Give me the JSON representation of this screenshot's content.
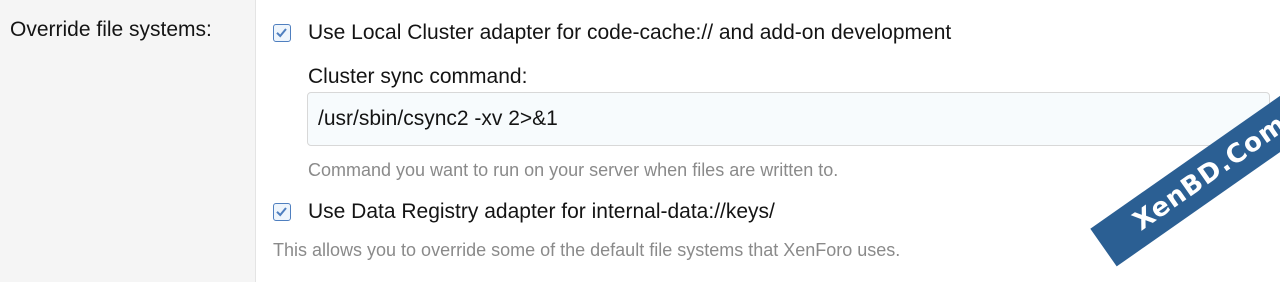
{
  "row": {
    "label": "Override file systems:"
  },
  "options": [
    {
      "label": "Use Local Cluster adapter for code-cache:// and add-on development",
      "checked": true
    },
    {
      "label": "Use Data Registry adapter for internal-data://keys/",
      "checked": true
    }
  ],
  "cluster_sync": {
    "label": "Cluster sync command:",
    "value": "/usr/sbin/csync2 -xv 2>&1",
    "hint": "Command you want to run on your server when files are written to."
  },
  "row_hint": "This allows you to override some of the default file systems that XenForo uses.",
  "watermark": "XenBD.Com",
  "colors": {
    "accent": "#4f7fbf",
    "label_bg": "#f5f5f5",
    "hint": "#8a8a8a",
    "watermark_bg": "#2b5f93"
  }
}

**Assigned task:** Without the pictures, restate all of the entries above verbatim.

**Answer to this problem:**
Give me the JSON representation of this screenshot's content.
{
  "row": {
    "label": "Override file systems:"
  },
  "options": [
    {
      "label": "Use Local Cluster adapter for code-cache:// and add-on development",
      "checked": true
    },
    {
      "label": "Use Data Registry adapter for internal-data://keys/",
      "checked": true
    }
  ],
  "cluster_sync": {
    "label": "Cluster sync command:",
    "value": "/usr/sbin/csync2 -xv 2>&1",
    "hint": "Command you want to run on your server when files are written to."
  },
  "row_hint": "This allows you to override some of the default file systems that XenForo uses.",
  "watermark": "XenBD.Com",
  "colors": {
    "accent": "#4f7fbf",
    "label_bg": "#f5f5f5",
    "hint": "#8a8a8a",
    "watermark_bg": "#2b5f93"
  }
}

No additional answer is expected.